St. Stephen's Church - Boston, MA

Best time to plan your walk

We arrived in downtown Boston at 7:00 on Sunday morning. This was a wise choice as parking was easy to find and our pictures were not obstructed by large crowds. Although the day was chilly and windy, we enjoyed the peacefulness of walking around Boston without the normal crowds and congestion. Winter is the best time to avoid tourist crowds.

Tips for a Smooth Experience

*Plan at least half a day to give yourself time to explore all the wonderful attractions along the way.

*Check operating hours of each attraction. Hours vary depending on day, time, and season. I have included hours for each of these attractions for you in the section above. Note that hours and fees may change at any given time.

*Bring with plenty of water. The trail is not a loop, so you will end up walking roughly 5 miles.

*Plan for lunch or dinner in the North End. This is a great opportunity to test out one of Boston’s fabulous Italian restaurants. I highly recommend Giacomo’s; the pumpkin ravioli is delicious!

*Plan on a Sunday morning walk for the fewest crowds and least traffic.

*Free parking is available on side streets and by parking meters on Sundays. Parking in the city can be pretty pricey, so head out early in the morning on a Sunday for your best shot at free parking. The best place to find free parking is around the Boston Common area, which is the starting point for the trail.

*Follow the red brick road and you won’t get lost. The path is visible throughout the entire trail.

Freedom Trail brick marker - Boston, MA

Directions, Tours, and a Handy Map

Tours are available for a small fee ($17 per adult, $15 per student/senior, & $8 per child). Visit the Freedom Trail Foundation Tours for more information.

Directions: The Freedom Trail starts in downtown Boston in Boston Common at the Visitor’s Center (139 Tremont Street).

Trail map: As with most tourist activities, there is a fee for the map. I have created a printout map of the trail that includes photos of each of the sites. Click the link below to download the PDF map to your computer then print it out so you don’t have to pay for one of less quality.

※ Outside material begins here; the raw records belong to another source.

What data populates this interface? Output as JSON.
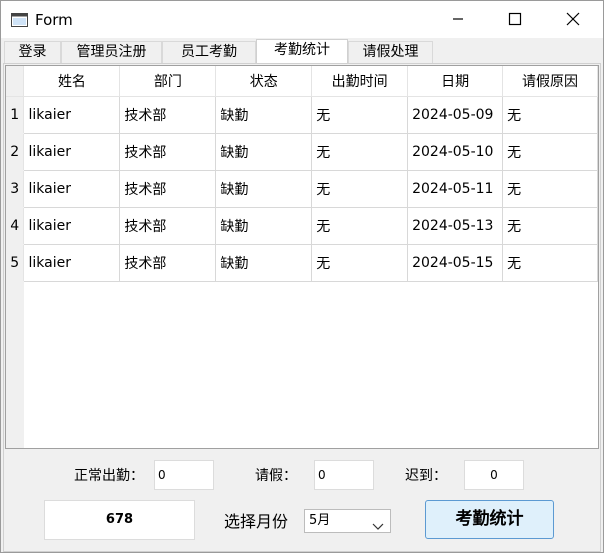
{
  "window": {
    "title": "Form"
  },
  "tabs": [
    {
      "label": "登录"
    },
    {
      "label": "管理员注册"
    },
    {
      "label": "员工考勤"
    },
    {
      "label": "考勤统计",
      "active": true
    },
    {
      "label": "请假处理"
    }
  ],
  "table": {
    "columns": [
      "姓名",
      "部门",
      "状态",
      "出勤时间",
      "日期",
      "请假原因"
    ],
    "rows": [
      {
        "num": "1",
        "cells": [
          "likaier",
          "技术部",
          "缺勤",
          "无",
          "2024-05-09",
          "无"
        ]
      },
      {
        "num": "2",
        "cells": [
          "likaier",
          "技术部",
          "缺勤",
          "无",
          "2024-05-10",
          "无"
        ]
      },
      {
        "num": "3",
        "cells": [
          "likaier",
          "技术部",
          "缺勤",
          "无",
          "2024-05-11",
          "无"
        ]
      },
      {
        "num": "4",
        "cells": [
          "likaier",
          "技术部",
          "缺勤",
          "无",
          "2024-05-13",
          "无"
        ]
      },
      {
        "num": "5",
        "cells": [
          "likaier",
          "技术部",
          "缺勤",
          "无",
          "2024-05-15",
          "无"
        ]
      }
    ]
  },
  "stats": {
    "normal_label": "正常出勤：",
    "normal_value": "0",
    "leave_label": "请假：",
    "leave_value": "0",
    "late_label": "迟到：",
    "late_value": "0"
  },
  "footer": {
    "id_value": "678",
    "month_label": "选择月份",
    "month_selected": "5月",
    "stat_button": "考勤统计"
  }
}
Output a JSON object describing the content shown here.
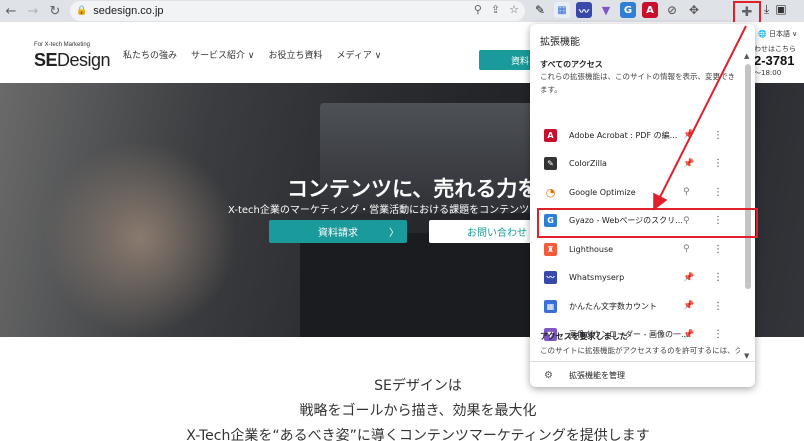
{
  "browser": {
    "url": "sedesign.co.jp",
    "toolbar_icons": [
      "eyedropper-icon",
      "ext-icon",
      "chart-icon",
      "ext-icon",
      "gyazo-icon",
      "acrobat-icon",
      "compass-icon",
      "move-icon"
    ]
  },
  "site": {
    "logo_small": "For X-tech Marketing",
    "logo_bold": "SE",
    "logo_thin": "Design",
    "nav": [
      "私たちの強み",
      "サービス紹介 ∨",
      "お役立ち資料",
      "メディア ∨"
    ],
    "cta": "資料",
    "lang": "🌐 日本語 ∨",
    "contact": "わせはこちら",
    "phone": "2-3781",
    "hours": "～18:00"
  },
  "hero": {
    "title": "コンテンツに、売れる力を",
    "subtitle": "X-tech企業のマーケティング・営業活動における課題をコンテンツ",
    "btn_primary": "資料請求",
    "btn_secondary": "お問い合わせ"
  },
  "intro": {
    "line1": "SEデザインは",
    "line2": "戦略をゴールから描き、効果を最大化",
    "line3": "X-Tech企業を“あるべき姿”に導くコンテンツマーケティングを提供します"
  },
  "popup": {
    "title": "拡張機能",
    "section_access": "すべてのアクセス",
    "access_desc": "これらの拡張機能は、このサイトの情報を表示、変更でき ます。",
    "extensions": [
      {
        "name": "Adobe Acrobat : PDF の編...",
        "color": "#c8102e",
        "glyph": "A",
        "pinned": true
      },
      {
        "name": "ColorZilla",
        "color": "#333333",
        "glyph": "✎",
        "pinned": true
      },
      {
        "name": "Google Optimize",
        "color": "#ffffff",
        "glyph": "◔",
        "pinned": false
      },
      {
        "name": "Gyazo - Webページのスクリ...",
        "color": "#2f7fd6",
        "glyph": "G",
        "pinned": false
      },
      {
        "name": "Lighthouse",
        "color": "#f25c3b",
        "glyph": "♜",
        "pinned": false
      },
      {
        "name": "Whatsmyserp",
        "color": "#3949ab",
        "glyph": "〰",
        "pinned": true
      },
      {
        "name": "かんたん文字数カウント",
        "color": "#3b6fd8",
        "glyph": "▦",
        "pinned": true
      },
      {
        "name": "画像ダウンローダー - 画像の一...",
        "color": "#7e57c2",
        "glyph": "▼",
        "pinned": true
      }
    ],
    "section_request": "アクセスを要求しました",
    "request_desc": "このサイトに拡張機能がアクセスするのを許可するには、ク",
    "manage_label": "拡張機能を管理"
  }
}
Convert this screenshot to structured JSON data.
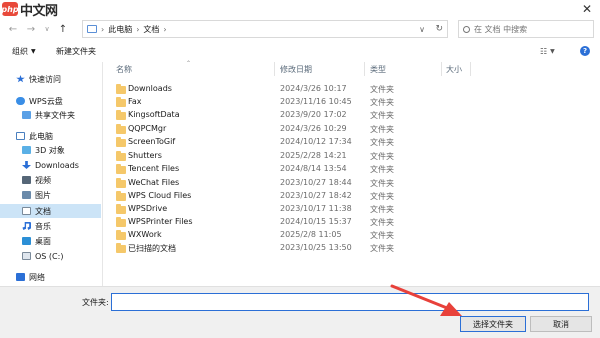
{
  "watermark": {
    "logo_text": "php",
    "text": "中文网"
  },
  "window": {
    "close_glyph": "✕"
  },
  "nav": {
    "back_glyph": "←",
    "forward_glyph": "→",
    "recent_glyph": "∨",
    "up_glyph": "↑"
  },
  "address": {
    "segments": [
      "此电脑",
      "文档"
    ],
    "separator": "›"
  },
  "search": {
    "placeholder": "在 文档 中搜索"
  },
  "toolbar": {
    "organize_label": "组织",
    "new_folder_label": "新建文件夹"
  },
  "sidebar": {
    "items": [
      {
        "label": "快速访问",
        "icon": "quick-access-icon",
        "color": "#2b6fd6"
      },
      {
        "label": "WPS云盘",
        "icon": "cloud-icon",
        "color": "#3a8ee6"
      },
      {
        "label": "共享文件夹",
        "icon": "shared-folder-icon",
        "color": "#5aa0e6"
      },
      {
        "label": "此电脑",
        "icon": "computer-icon",
        "color": "#4a7fbf"
      },
      {
        "label": "3D 对象",
        "icon": "3d-objects-icon",
        "color": "#5ab0e6"
      },
      {
        "label": "Downloads",
        "icon": "download-icon",
        "color": "#2b6fd6"
      },
      {
        "label": "视频",
        "icon": "video-icon",
        "color": "#556677"
      },
      {
        "label": "图片",
        "icon": "pictures-icon",
        "color": "#6a8aaa"
      },
      {
        "label": "文档",
        "icon": "documents-icon",
        "color": "#7a8a9a"
      },
      {
        "label": "音乐",
        "icon": "music-icon",
        "color": "#2b6fd6"
      },
      {
        "label": "桌面",
        "icon": "desktop-icon",
        "color": "#2b8fd6"
      },
      {
        "label": "OS (C:)",
        "icon": "drive-icon",
        "color": "#7a8a9a"
      },
      {
        "label": "网络",
        "icon": "network-icon",
        "color": "#2b6fd6"
      }
    ]
  },
  "columns": {
    "name": "名称",
    "date": "修改日期",
    "type": "类型",
    "size": "大小"
  },
  "files": [
    {
      "name": "Downloads",
      "date": "2024/3/26 10:17",
      "type": "文件夹"
    },
    {
      "name": "Fax",
      "date": "2023/11/16 10:45",
      "type": "文件夹"
    },
    {
      "name": "KingsoftData",
      "date": "2023/9/20 17:02",
      "type": "文件夹"
    },
    {
      "name": "QQPCMgr",
      "date": "2024/3/26 10:29",
      "type": "文件夹"
    },
    {
      "name": "ScreenToGif",
      "date": "2024/10/12 17:34",
      "type": "文件夹"
    },
    {
      "name": "Shutters",
      "date": "2025/2/28 14:21",
      "type": "文件夹"
    },
    {
      "name": "Tencent Files",
      "date": "2024/8/14 13:54",
      "type": "文件夹"
    },
    {
      "name": "WeChat Files",
      "date": "2023/10/27 18:44",
      "type": "文件夹"
    },
    {
      "name": "WPS Cloud Files",
      "date": "2023/10/27 18:42",
      "type": "文件夹"
    },
    {
      "name": "WPSDrive",
      "date": "2023/10/17 11:38",
      "type": "文件夹"
    },
    {
      "name": "WPSPrinter Files",
      "date": "2024/10/15 15:37",
      "type": "文件夹"
    },
    {
      "name": "WXWork",
      "date": "2025/2/8 11:05",
      "type": "文件夹"
    },
    {
      "name": "已扫描的文档",
      "date": "2023/10/25 13:50",
      "type": "文件夹"
    }
  ],
  "footer": {
    "folder_label": "文件夹:",
    "folder_value": "",
    "select_button": "选择文件夹",
    "cancel_button": "取消"
  },
  "colors": {
    "accent": "#2b6fd6",
    "selected_bg": "#cce4f7",
    "annotation_arrow": "#e8413a"
  }
}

Our Map to guide you along the way Boston’s Freedom Trail Map